As a co-op or condo owner in affordable housing, Are you more interested in preserving affordable homeownership or substantially increasing your net worth? Therein lies the paradox. How you answer this question will have significant ramifications on the affordable homeownership stock in NYC. There is no moral judgment implied in your answer to this question. But your answer will determine where you stand in the grand debate going on in the affordable housing community in NYC.
On the one hand, affordable co-ops and condos are endangered species in NYC. On the other hand, affordable homeownership provides many New Yorkers with an asset that continues to increase in value and constitutes a sustainable portion of their net worth (i.e. assets minus liabilities). It is more than a roof over their heads; it is a mechanism to create inter-generational wealth.
This affordable homeownership paradox is particularly acute for owners in housing development fund corporations ("HDFCs"), entities incorporated pursuant to Article XI of the Private Housing Finance Law and Section 402 of the Business Corporation Law ("BCL") for the purpose of operating cooperative housing. These owners are subject to a myriad of restrictions, including but not limited to: a) the unit must be their primary residence, b) income limit of 165% of area median income ("AMI")*, c) significant flip tax, d) very restrictive calculation of profit before the flip tax is imposed--the difference between the purchase price and the resale price (no consideration is given to transaction costs or renovation costs, e) restrictions on subletting--only two out of every four years.

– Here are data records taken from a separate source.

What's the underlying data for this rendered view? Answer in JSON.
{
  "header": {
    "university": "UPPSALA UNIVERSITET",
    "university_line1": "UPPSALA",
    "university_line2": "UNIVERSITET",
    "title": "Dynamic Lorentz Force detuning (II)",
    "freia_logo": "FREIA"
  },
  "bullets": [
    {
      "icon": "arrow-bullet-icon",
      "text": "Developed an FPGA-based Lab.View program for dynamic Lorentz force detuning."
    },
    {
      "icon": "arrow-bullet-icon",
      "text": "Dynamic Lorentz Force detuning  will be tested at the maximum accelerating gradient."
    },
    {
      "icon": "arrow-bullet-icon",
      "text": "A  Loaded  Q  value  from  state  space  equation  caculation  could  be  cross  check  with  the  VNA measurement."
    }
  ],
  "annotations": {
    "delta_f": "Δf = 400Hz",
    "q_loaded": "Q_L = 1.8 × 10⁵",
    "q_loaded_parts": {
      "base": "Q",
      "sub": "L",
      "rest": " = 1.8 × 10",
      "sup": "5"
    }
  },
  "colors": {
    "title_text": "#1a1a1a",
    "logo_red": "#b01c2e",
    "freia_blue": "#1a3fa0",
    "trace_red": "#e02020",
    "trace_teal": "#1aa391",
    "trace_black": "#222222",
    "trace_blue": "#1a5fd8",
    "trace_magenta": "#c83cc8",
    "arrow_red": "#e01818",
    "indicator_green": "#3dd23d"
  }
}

*165% of 2017 AMI
$157,410 - Family of four
$141,735 - Family of three
$126,060- Family of two